(WHAT IS REQUIRED)
Return each line of the records below that contains the word "JSON".

::: GIVEN ENTRIES :::

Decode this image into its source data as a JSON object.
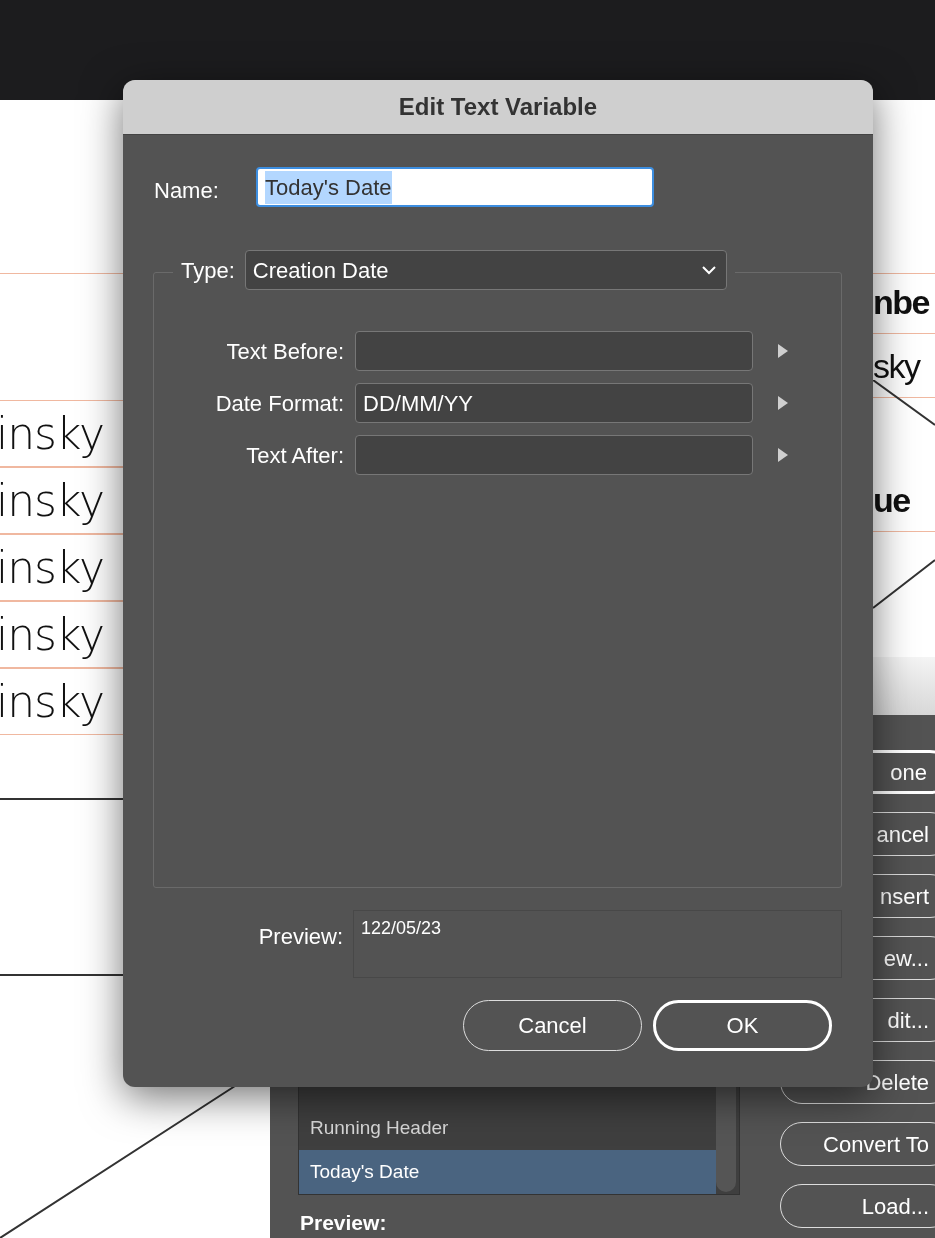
{
  "document": {
    "left_texts": [
      "insky",
      "insky",
      "insky",
      "insky",
      "insky"
    ],
    "right_texts": [
      {
        "text": "nbe",
        "bold": true
      },
      {
        "text": "sky",
        "bold": false
      },
      {
        "text": "ue",
        "bold": true
      }
    ]
  },
  "text_variables_dialog": {
    "list": [
      {
        "label": "Running Header",
        "selected": false
      },
      {
        "label": "Today's Date",
        "selected": true
      }
    ],
    "preview_label": "Preview:",
    "buttons": [
      {
        "label": "one",
        "default": true
      },
      {
        "label": "ancel",
        "default": false
      },
      {
        "label": "nsert",
        "default": false
      },
      {
        "label": "ew...",
        "default": false
      },
      {
        "label": "dit...",
        "default": false
      },
      {
        "label": "Delete",
        "default": false
      },
      {
        "label": "Convert To",
        "default": false
      },
      {
        "label": "Load...",
        "default": false
      }
    ]
  },
  "edit_dialog": {
    "title": "Edit Text Variable",
    "name": {
      "label": "Name:",
      "value": "Today's Date",
      "text_selected": true
    },
    "type": {
      "label": "Type:",
      "value": "Creation Date"
    },
    "fields": [
      {
        "label": "Text Before:"
      },
      {
        "label": "Date Format:",
        "value": "DD/MM/YY"
      },
      {
        "label": "Text After:"
      }
    ],
    "preview": {
      "label": "Preview:",
      "value": "122/05/23"
    },
    "buttons": [
      {
        "label": "Cancel",
        "default": false
      },
      {
        "label": "OK",
        "default": true
      }
    ]
  }
}
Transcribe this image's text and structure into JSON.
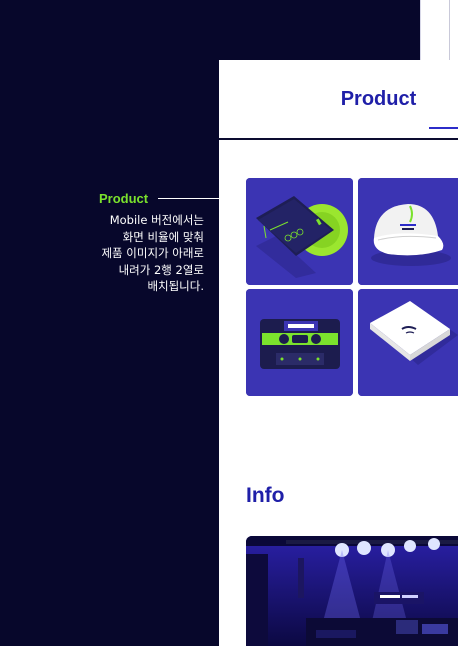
{
  "annotation": {
    "label": "Product",
    "description_lines": [
      "Mobile 버전에서는",
      "화면 비율에 맞춰",
      "제품 이미지가 아래로",
      "내려가 2행 2열로",
      "배치됩니다."
    ]
  },
  "panel": {
    "title": "Product",
    "info_title": "Info"
  },
  "products": [
    {
      "name": "vinyl-record-image",
      "color": "#3a33b0"
    },
    {
      "name": "cap-image",
      "color": "#3a33b0"
    },
    {
      "name": "cassette-image",
      "color": "#3a33b0"
    },
    {
      "name": "tshirt-image",
      "color": "#3a33b0"
    }
  ],
  "colors": {
    "background": "#07072b",
    "accent_green": "#7be22d",
    "brand_blue": "#1f1fa8",
    "tile_blue": "#3a33b0"
  }
}
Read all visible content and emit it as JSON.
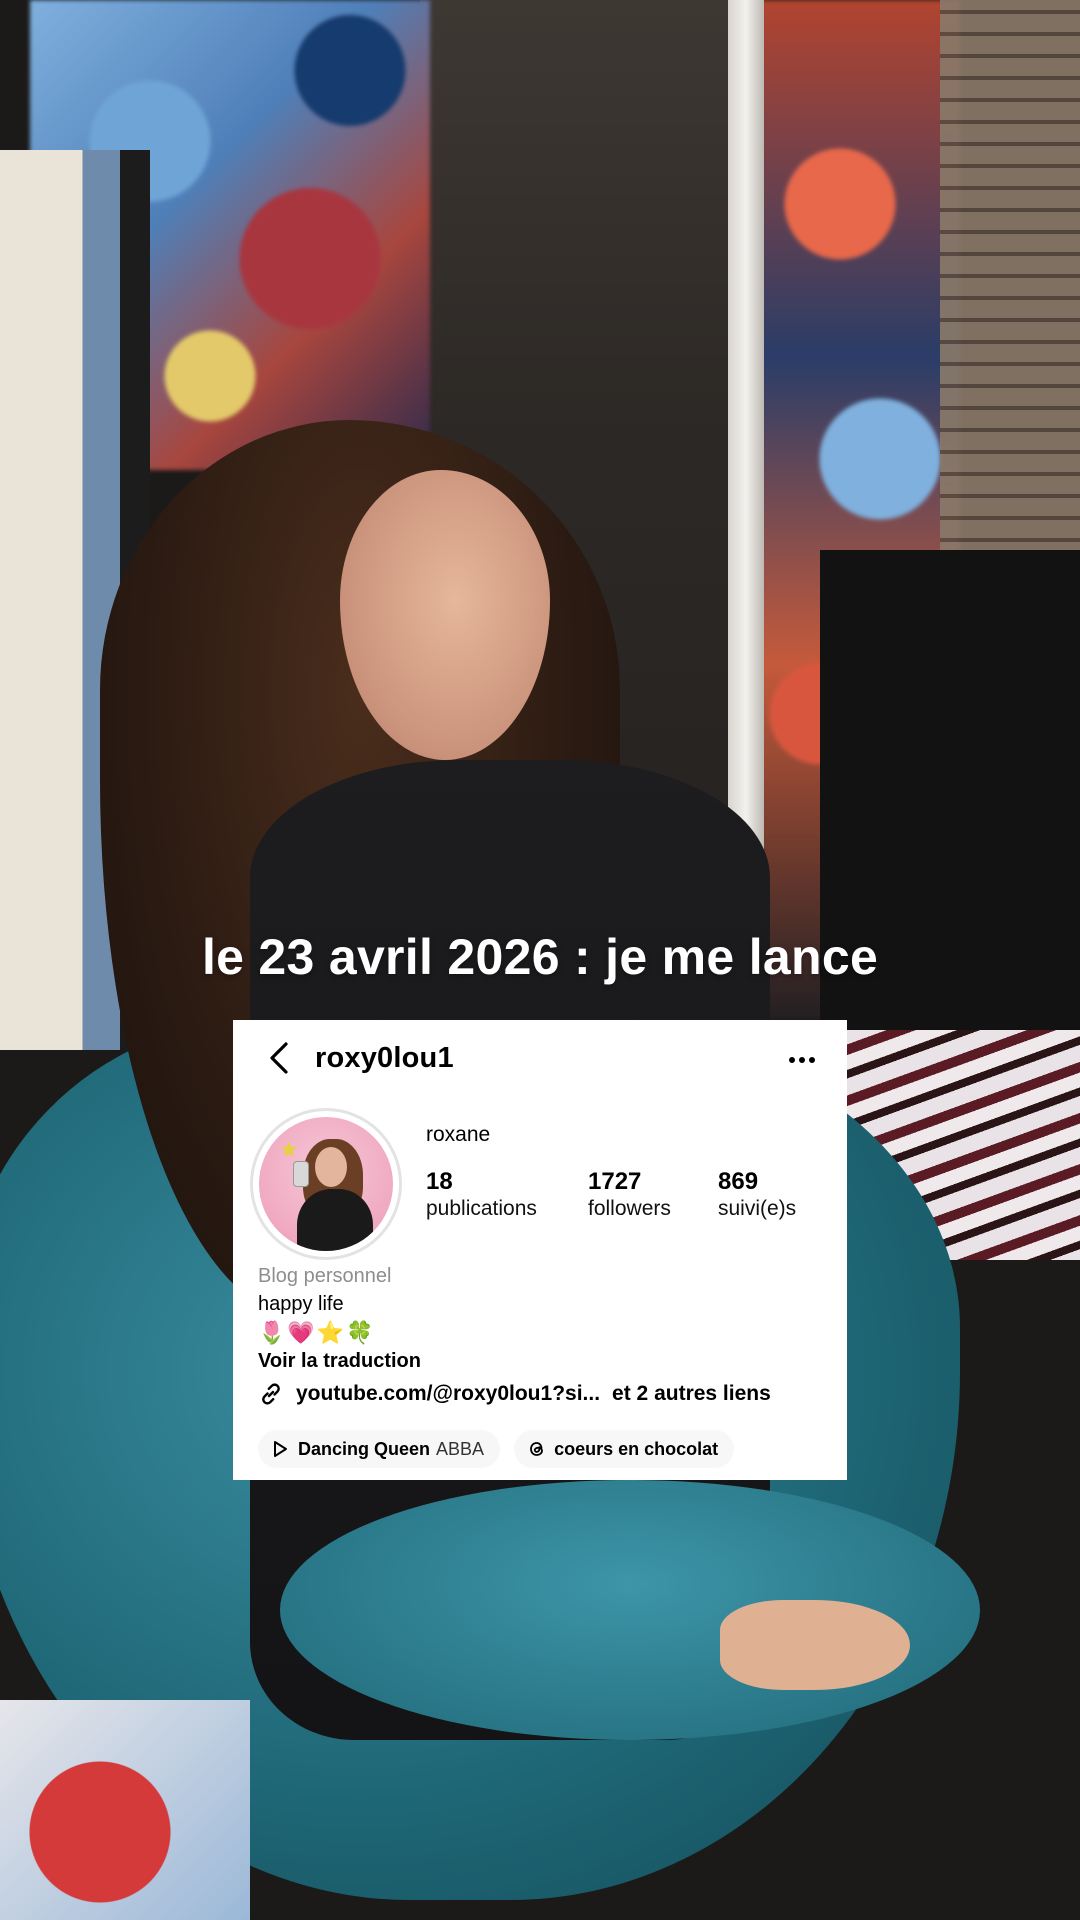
{
  "caption": "le 23 avril 2026 : je me lance",
  "profile": {
    "username": "roxy0lou1",
    "display_name": "roxane",
    "stats": {
      "posts_count": "18",
      "posts_label": "publications",
      "followers_count": "1727",
      "followers_label": "followers",
      "following_count": "869",
      "following_label": "suivi(e)s"
    },
    "category": "Blog personnel",
    "bio_text": "happy life",
    "bio_emojis": "🌷💗⭐🍀",
    "translate_label": "Voir la traduction",
    "link": {
      "url_text": "youtube.com/@roxy0lou1?si...",
      "more_links": "et 2 autres liens"
    },
    "music_chip": {
      "song": "Dancing Queen",
      "artist": "ABBA"
    },
    "threads_chip": {
      "label": "coeurs en chocolat"
    }
  },
  "icons": {
    "back": "chevron-left-icon",
    "more": "more-horizontal-icon",
    "link": "link-icon",
    "play": "play-icon",
    "threads": "threads-icon"
  },
  "colors": {
    "card_background": "#ffffff",
    "caption_text": "#ffffff",
    "category_text": "#8e8e8e",
    "chip_background": "#f7f7f7"
  }
}
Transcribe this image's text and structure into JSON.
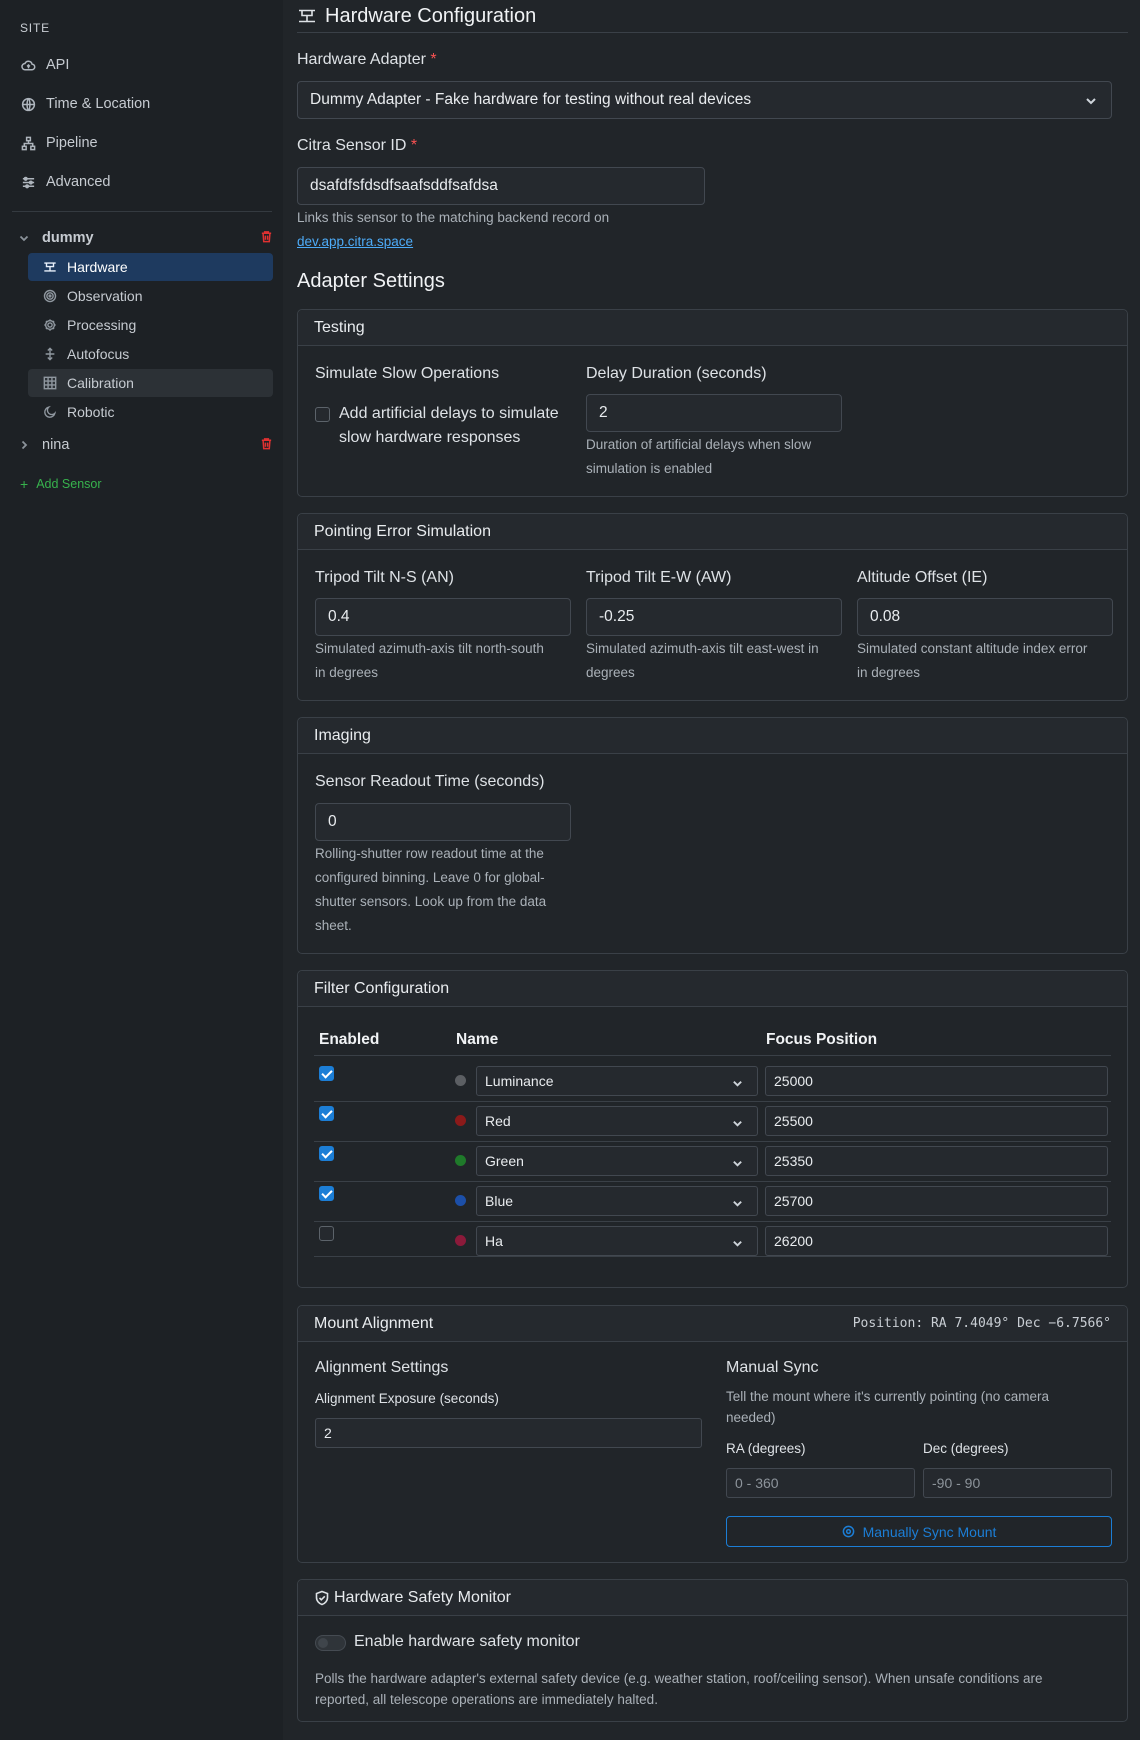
{
  "sidebar": {
    "site_label": "SITE",
    "site_items": [
      {
        "label": "API",
        "icon": "cloud-icon"
      },
      {
        "label": "Time & Location",
        "icon": "globe-icon"
      },
      {
        "label": "Pipeline",
        "icon": "pipeline-icon"
      },
      {
        "label": "Advanced",
        "icon": "sliders-icon"
      }
    ],
    "sensors": [
      {
        "name": "dummy",
        "expanded": true,
        "items": [
          {
            "label": "Hardware",
            "icon": "hardware-icon",
            "active": true
          },
          {
            "label": "Observation",
            "icon": "target-icon"
          },
          {
            "label": "Processing",
            "icon": "gear-icon"
          },
          {
            "label": "Autofocus",
            "icon": "focus-icon"
          },
          {
            "label": "Calibration",
            "icon": "grid-icon"
          },
          {
            "label": "Robotic",
            "icon": "moon-icon"
          }
        ]
      },
      {
        "name": "nina",
        "expanded": false
      }
    ],
    "add_sensor": "Add Sensor"
  },
  "header": {
    "title": "Hardware Configuration"
  },
  "hardware_adapter": {
    "label": "Hardware Adapter",
    "required_mark": "*",
    "value": "Dummy Adapter - Fake hardware for testing without real devices"
  },
  "sensor_id": {
    "label": "Citra Sensor ID",
    "required_mark": "*",
    "value": "dsafdfsfdsdfsaafsddfsafdsa",
    "help": "Links this sensor to the matching backend record on",
    "help_link": "dev.app.citra.space"
  },
  "adapter_settings_title": "Adapter Settings",
  "testing": {
    "title": "Testing",
    "slow_ops_label": "Simulate Slow Operations",
    "slow_ops_checkbox_label_line1": "Add artificial delays to simulate",
    "slow_ops_checkbox_label_line2": "slow hardware responses",
    "slow_ops_checked": false,
    "delay_label": "Delay Duration (seconds)",
    "delay_value": "2",
    "delay_help_line1": "Duration of artificial delays when slow",
    "delay_help_line2": "simulation is enabled"
  },
  "pointing": {
    "title": "Pointing Error Simulation",
    "fields": [
      {
        "label": "Tripod Tilt N-S (AN)",
        "value": "0.4",
        "help1": "Simulated azimuth-axis tilt north-south",
        "help2": "in degrees"
      },
      {
        "label": "Tripod Tilt E-W (AW)",
        "value": "-0.25",
        "help1": "Simulated azimuth-axis tilt east-west in",
        "help2": "degrees"
      },
      {
        "label": "Altitude Offset (IE)",
        "value": "0.08",
        "help1": "Simulated constant altitude index error",
        "help2": "in degrees"
      }
    ]
  },
  "imaging": {
    "title": "Imaging",
    "readout_label": "Sensor Readout Time (seconds)",
    "readout_value": "0",
    "help_lines": [
      "Rolling-shutter row readout time at the",
      "configured binning. Leave 0 for global-",
      "shutter sensors. Look up from the data",
      "sheet."
    ]
  },
  "filters": {
    "title": "Filter Configuration",
    "headers": {
      "enabled": "Enabled",
      "name": "Name",
      "focus": "Focus Position"
    },
    "rows": [
      {
        "enabled": true,
        "name": "Luminance",
        "focus": "25000",
        "color": "#5c5f63"
      },
      {
        "enabled": true,
        "name": "Red",
        "focus": "25500",
        "color": "#8b1a1a"
      },
      {
        "enabled": true,
        "name": "Green",
        "focus": "25350",
        "color": "#1f7a2a"
      },
      {
        "enabled": true,
        "name": "Blue",
        "focus": "25700",
        "color": "#1c4fa8"
      },
      {
        "enabled": false,
        "name": "Ha",
        "focus": "26200",
        "color": "#8b1a3a"
      }
    ]
  },
  "mount": {
    "title": "Mount Alignment",
    "position": "Position: RA 7.4049° Dec −6.7566°",
    "alignment_title": "Alignment Settings",
    "exposure_label": "Alignment Exposure (seconds)",
    "exposure_value": "2",
    "sync_title": "Manual Sync",
    "sync_help_line1": "Tell the mount where it's currently pointing (no camera",
    "sync_help_line2": "needed)",
    "ra_label": "RA (degrees)",
    "ra_placeholder": "0 - 360",
    "dec_label": "Dec (degrees)",
    "dec_placeholder": "-90 - 90",
    "sync_button": "Manually Sync Mount"
  },
  "safety": {
    "title": "Hardware Safety Monitor",
    "toggle_label": "Enable hardware safety monitor",
    "enabled": false,
    "help_line1": "Polls the hardware adapter's external safety device (e.g. weather station, roof/ceiling sensor). When unsafe conditions are",
    "help_line2": "reported, all telescope operations are immediately halted."
  },
  "colors": {
    "accent": "#1c7ed6",
    "active_nav": "#1e3a5f",
    "danger": "#e03131",
    "success": "#37b24d"
  }
}
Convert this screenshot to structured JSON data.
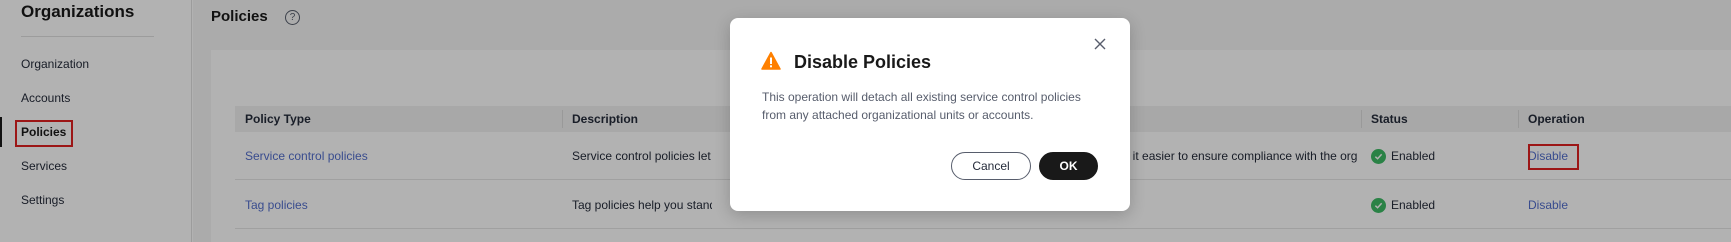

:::

(EXERCISE SOLUTION)
Decode this image into its source data as a JSON object.
Transcribe this image's text and structure into JSON.
Read all visible content and emit it as JSON.
Transcribe this image's text and structure into JSON.
Convert this screenshot to structured JSON data.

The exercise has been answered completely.